Lack of Chewing By The Dog

It’s pretty uncommon to find a dog under 10 lbs that really loves to chew. There’s a lot stacked against them to enjoy chewing. Most chews won’t fit in their mouth and they may already have an uncomfortable time chewing food due to their dental disease or overcrowded mouth.

The above chews are an example of something that might work for your little dog. You’re going to want to experiment to see what your dog likes.

It’s also quite possible that your dog won’t chew, no matter what you try. That’s okay. That just means that brushing is all that much more important.

At least once per year your little dog is going to get a physical exam by your veterinarian. They may recommend a dental cleaning in order to clean up all the issues in your little one’s mouth. If they end up removing teeth during that dental cleaning, understand that it’s in your dog’s best interests. Loose teeth are painful and don’t do a thing in your dog’s mouth other than cause problems.

Regular Checkups At The Vet

You should be taking your little dog into the vet at least once per year for a good comprehensive checkup. At that time, it’s a very good idea to have them do the following:

  • Show you how bad (or good) your dog’s teeth are
  • Evaluate the overall body condition – overweight or not?
  • Check the heart for murmurs and the lungs for any breathing problems
  • Check bloodwork for heartworm disease as well as liver, kidney, etc

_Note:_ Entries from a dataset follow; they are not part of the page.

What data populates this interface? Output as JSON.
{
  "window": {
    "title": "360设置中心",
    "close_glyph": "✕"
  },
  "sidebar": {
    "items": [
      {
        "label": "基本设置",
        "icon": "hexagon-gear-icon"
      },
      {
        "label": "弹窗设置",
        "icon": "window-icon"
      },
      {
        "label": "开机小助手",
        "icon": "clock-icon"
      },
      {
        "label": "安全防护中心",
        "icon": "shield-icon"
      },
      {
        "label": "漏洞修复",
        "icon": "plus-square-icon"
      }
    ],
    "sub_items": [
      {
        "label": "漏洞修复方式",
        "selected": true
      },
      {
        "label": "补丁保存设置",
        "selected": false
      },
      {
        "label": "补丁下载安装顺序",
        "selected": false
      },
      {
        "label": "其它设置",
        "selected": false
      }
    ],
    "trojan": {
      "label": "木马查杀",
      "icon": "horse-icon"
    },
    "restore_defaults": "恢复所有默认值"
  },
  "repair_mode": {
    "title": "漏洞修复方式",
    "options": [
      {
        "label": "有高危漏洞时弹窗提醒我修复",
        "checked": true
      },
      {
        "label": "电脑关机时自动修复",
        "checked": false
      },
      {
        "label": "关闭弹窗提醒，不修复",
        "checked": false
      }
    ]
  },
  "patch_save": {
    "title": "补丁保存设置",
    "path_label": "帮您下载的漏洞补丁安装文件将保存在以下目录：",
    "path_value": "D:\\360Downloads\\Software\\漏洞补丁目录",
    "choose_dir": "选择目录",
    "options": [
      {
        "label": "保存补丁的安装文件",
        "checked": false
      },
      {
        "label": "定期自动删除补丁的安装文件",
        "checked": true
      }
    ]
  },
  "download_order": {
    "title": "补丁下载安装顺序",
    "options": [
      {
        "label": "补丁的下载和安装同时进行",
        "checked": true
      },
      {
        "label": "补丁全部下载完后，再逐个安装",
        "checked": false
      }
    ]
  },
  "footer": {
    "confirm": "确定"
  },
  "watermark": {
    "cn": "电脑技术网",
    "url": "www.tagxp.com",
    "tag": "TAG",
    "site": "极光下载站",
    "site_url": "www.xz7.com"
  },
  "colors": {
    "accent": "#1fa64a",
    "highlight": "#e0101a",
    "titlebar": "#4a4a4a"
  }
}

Now your vet is likely to check the teeth, heart, and weight as part of their routine exam. However, you need to know if there’s anything you can do better if you want your dog to live as long as possible. You and your vet are your dog’s health team and you work together to make that possible.